Methods: A representative community sample of 3,325 children (10-14 years old) was recruited from the Canton of Zurich. Via either computer-assisted telephone interviews or a written questionnaire, special health care needs were assessed using the five-item parent-reported CSHCN Screener. Subsequent to screening, a written questionnaire was sent to a sub-sample of 974 children to acquire more detailed information, both from the children and their parents, about their health and health care utilization, and to assess HRQoL (KIDSCREEN-27) and emotional and behavioral problems (SDQ). A total of 626 children responded to the questionnaire. Multiple linear regression models were used to examine the association between HRQoL and subject group, controlling for other covariates.

Results: Among 2,586 children whose parents participated in the screening stage, roughly 18% were identified as CSHCN, with 6.2% requiring psychiatric services. The subsequent survey revealed that those CSHCN who required psychiatric services had the lowest HRQoL scores and highest SDQ scores. CSHCN who utilized psychiatric services were particularly prone to low HRQoL, especially among lower income families.

Conclusions: The influence of noticeable emotional and behavioral problems on HRQoL should be afforded more attention, both in clinical practice and empirical studies involving children with special health care needs.
View Article and Find Full Text PDF

Download full-text PDF

Source
http://dx.doi.org/10.1007/s11136-011-0078-2DOI Listing
November 2012

A recruitment method to obtain community samples of children for survey research in Switzerland.

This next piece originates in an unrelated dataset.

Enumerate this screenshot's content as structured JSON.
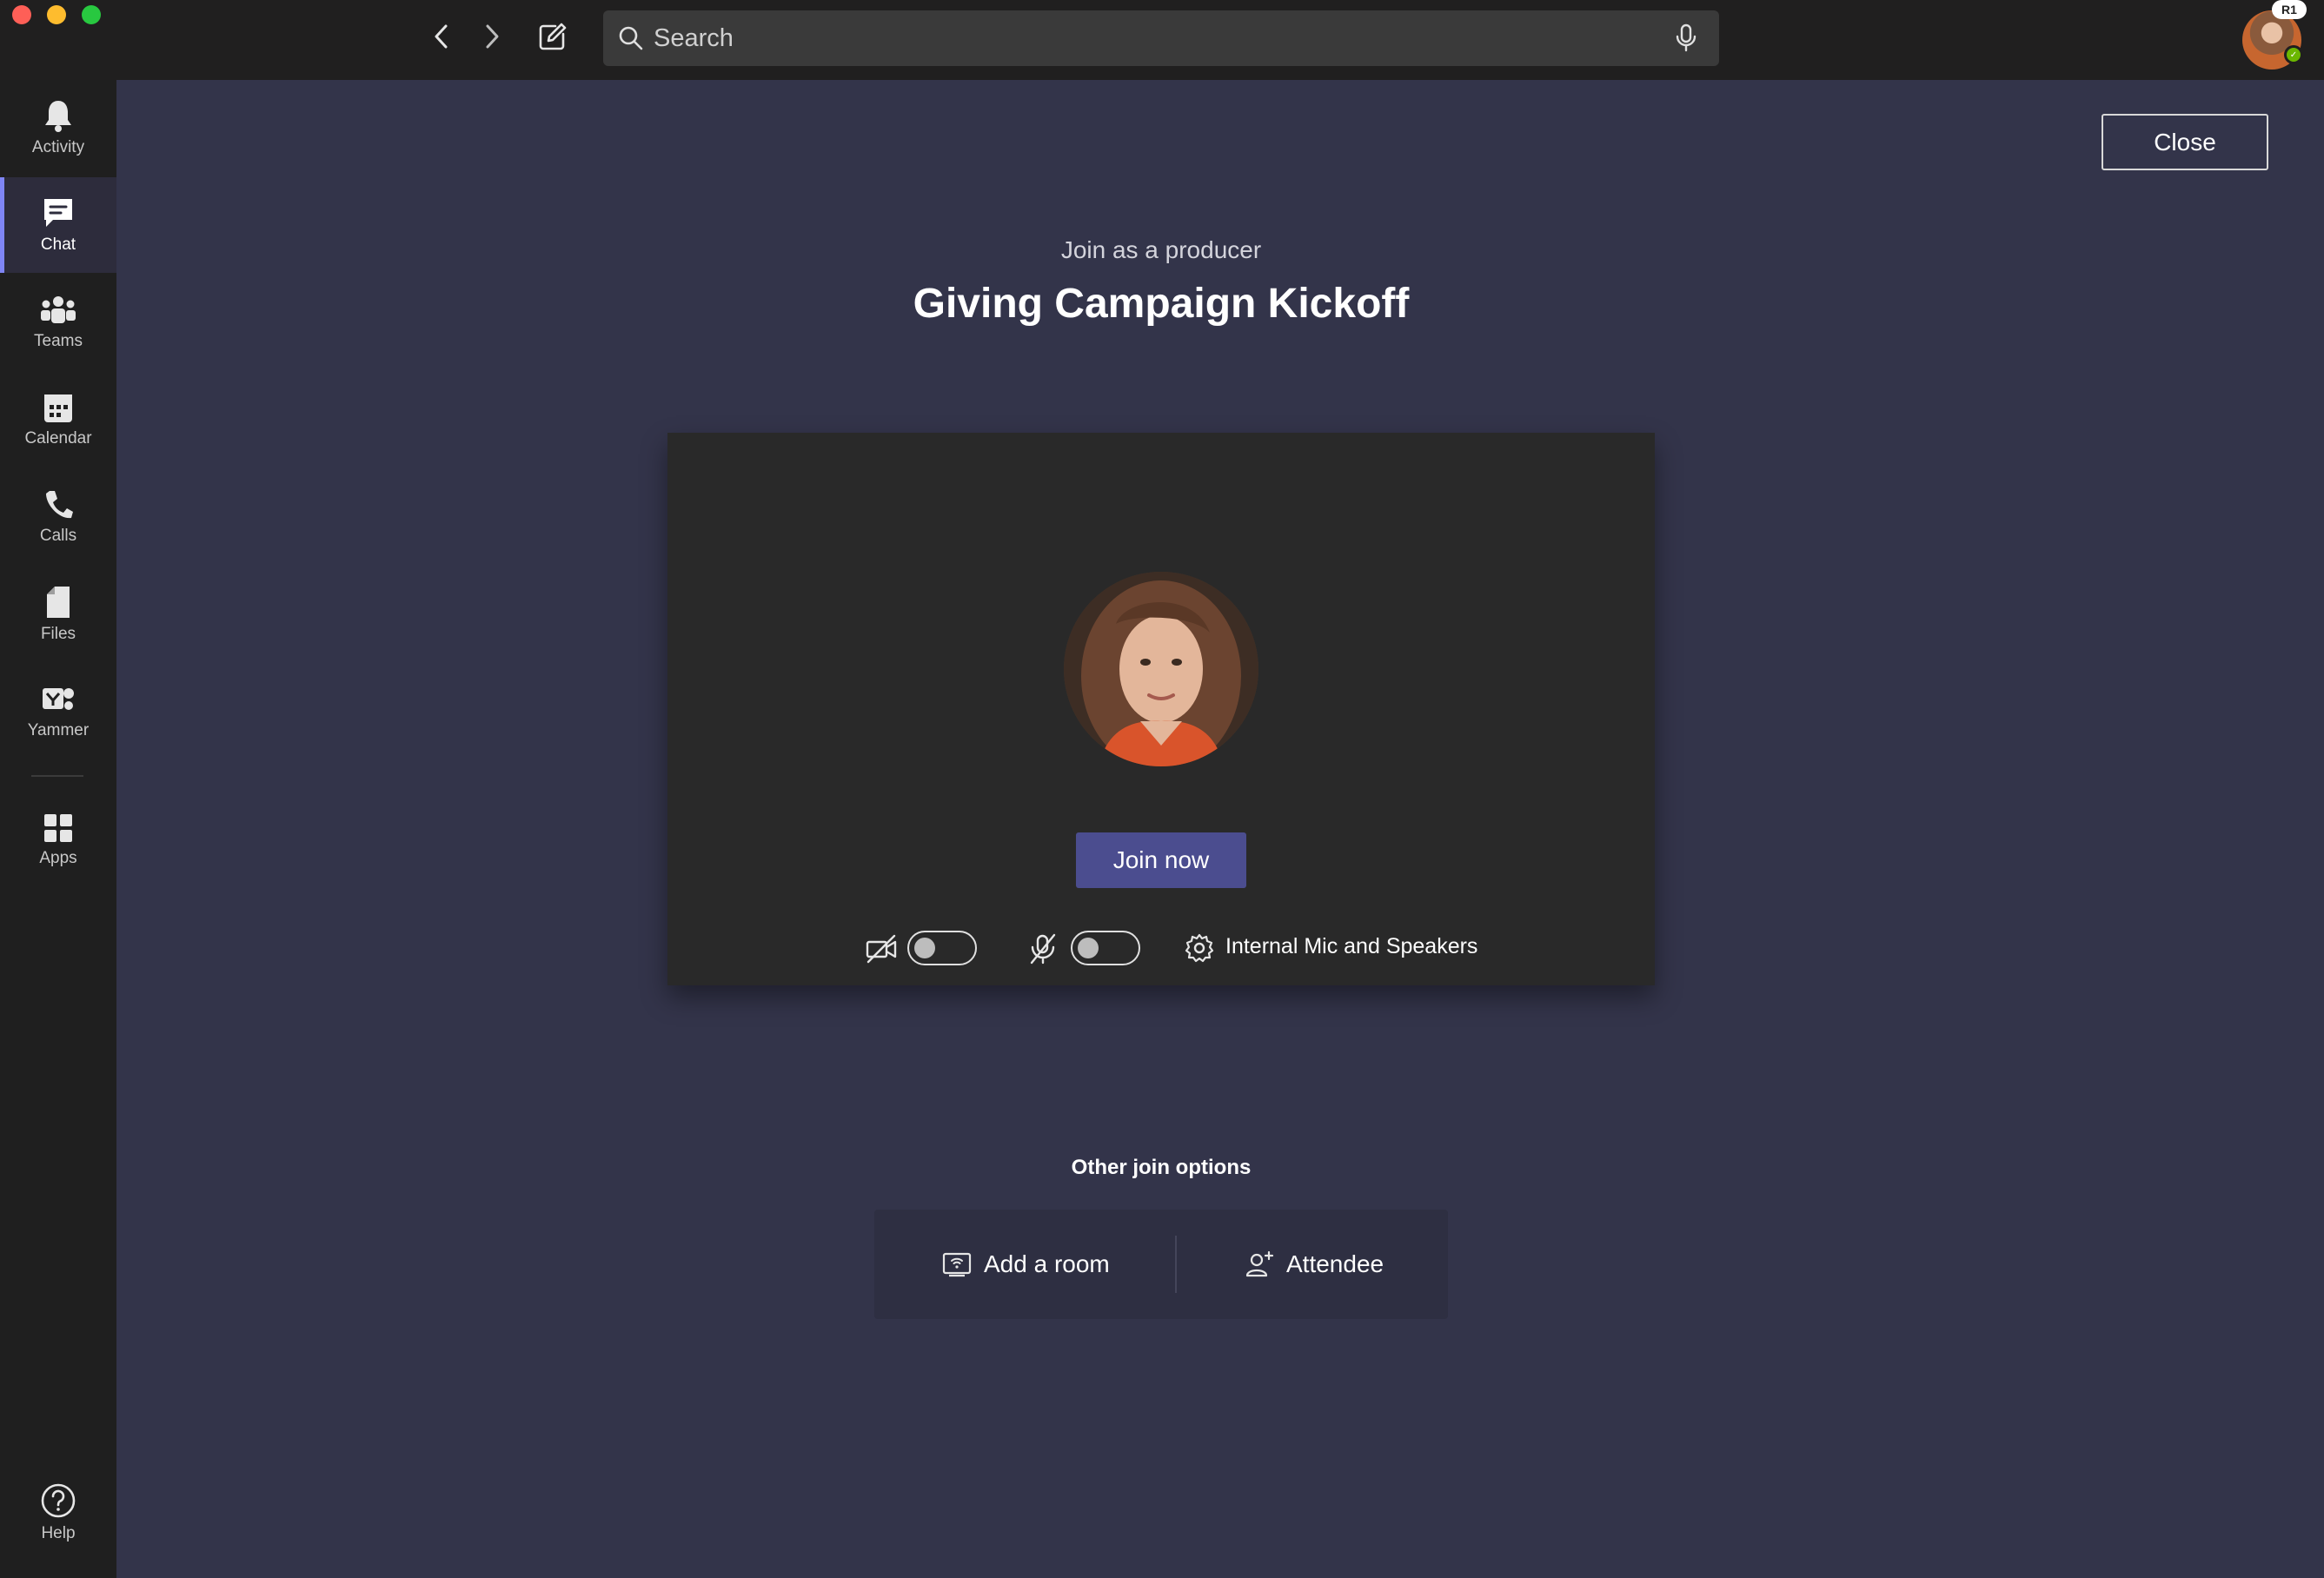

Int J Public Health 2011 Jun 19;56(3):353-6. Epub 2011 Apr 19.

Institute of Social and Preventive Medicine, University of Zurich, Hirschengraben 84, 8001 Zurich, Switzerland.

View Article and Find Full Text PDF

Download full-text PDF

Source
http://dx.doi.org/10.1007/s00038-011-0250-zDOI Listing
June 2011
-->